WORK TO COMPLETE: The result should be every line that contains the word "работы", taken from the material.
#### SUPPLIED MATERIAL ####
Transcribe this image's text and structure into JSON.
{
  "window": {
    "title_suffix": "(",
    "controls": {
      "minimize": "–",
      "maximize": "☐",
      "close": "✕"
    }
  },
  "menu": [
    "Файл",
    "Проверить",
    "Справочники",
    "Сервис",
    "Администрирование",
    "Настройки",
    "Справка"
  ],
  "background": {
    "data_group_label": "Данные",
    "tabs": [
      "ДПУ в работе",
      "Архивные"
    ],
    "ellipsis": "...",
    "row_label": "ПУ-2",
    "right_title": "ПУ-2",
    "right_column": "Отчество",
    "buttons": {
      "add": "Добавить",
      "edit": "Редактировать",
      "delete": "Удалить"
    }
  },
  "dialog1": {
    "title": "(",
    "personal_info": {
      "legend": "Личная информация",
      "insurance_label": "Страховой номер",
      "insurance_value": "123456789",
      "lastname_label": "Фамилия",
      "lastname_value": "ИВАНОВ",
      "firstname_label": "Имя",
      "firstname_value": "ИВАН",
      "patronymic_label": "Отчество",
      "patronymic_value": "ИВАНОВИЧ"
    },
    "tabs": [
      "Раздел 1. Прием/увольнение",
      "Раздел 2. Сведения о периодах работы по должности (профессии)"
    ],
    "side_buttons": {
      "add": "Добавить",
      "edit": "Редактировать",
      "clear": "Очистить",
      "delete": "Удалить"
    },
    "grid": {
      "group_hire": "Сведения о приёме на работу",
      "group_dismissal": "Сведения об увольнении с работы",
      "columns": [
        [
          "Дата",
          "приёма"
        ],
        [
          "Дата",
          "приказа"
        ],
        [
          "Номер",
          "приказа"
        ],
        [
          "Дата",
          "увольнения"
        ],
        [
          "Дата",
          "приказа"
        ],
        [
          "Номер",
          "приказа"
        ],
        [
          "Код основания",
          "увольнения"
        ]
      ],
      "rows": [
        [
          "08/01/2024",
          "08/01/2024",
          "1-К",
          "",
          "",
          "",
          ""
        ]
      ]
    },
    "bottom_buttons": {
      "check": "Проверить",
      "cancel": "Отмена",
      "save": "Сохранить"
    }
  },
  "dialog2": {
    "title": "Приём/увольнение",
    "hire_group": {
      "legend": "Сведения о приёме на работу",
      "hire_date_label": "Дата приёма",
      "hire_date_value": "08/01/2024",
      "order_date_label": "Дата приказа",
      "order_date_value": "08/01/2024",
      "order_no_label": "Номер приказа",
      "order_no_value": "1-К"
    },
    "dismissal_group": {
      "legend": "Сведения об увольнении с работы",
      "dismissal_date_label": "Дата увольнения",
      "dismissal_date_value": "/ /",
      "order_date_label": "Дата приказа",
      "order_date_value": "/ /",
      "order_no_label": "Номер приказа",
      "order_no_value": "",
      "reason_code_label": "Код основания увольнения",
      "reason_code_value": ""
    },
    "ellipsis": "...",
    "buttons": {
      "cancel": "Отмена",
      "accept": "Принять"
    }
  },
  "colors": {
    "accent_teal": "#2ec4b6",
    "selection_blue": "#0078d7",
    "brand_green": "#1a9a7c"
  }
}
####
EXERCISE OUTPUT:
      "Раздел 2. Сведения о периодах работы по должности (профессии)"
      "group_dismissal": "Сведения об увольнении с работы",
      "legend": "Сведения об увольнении с работы",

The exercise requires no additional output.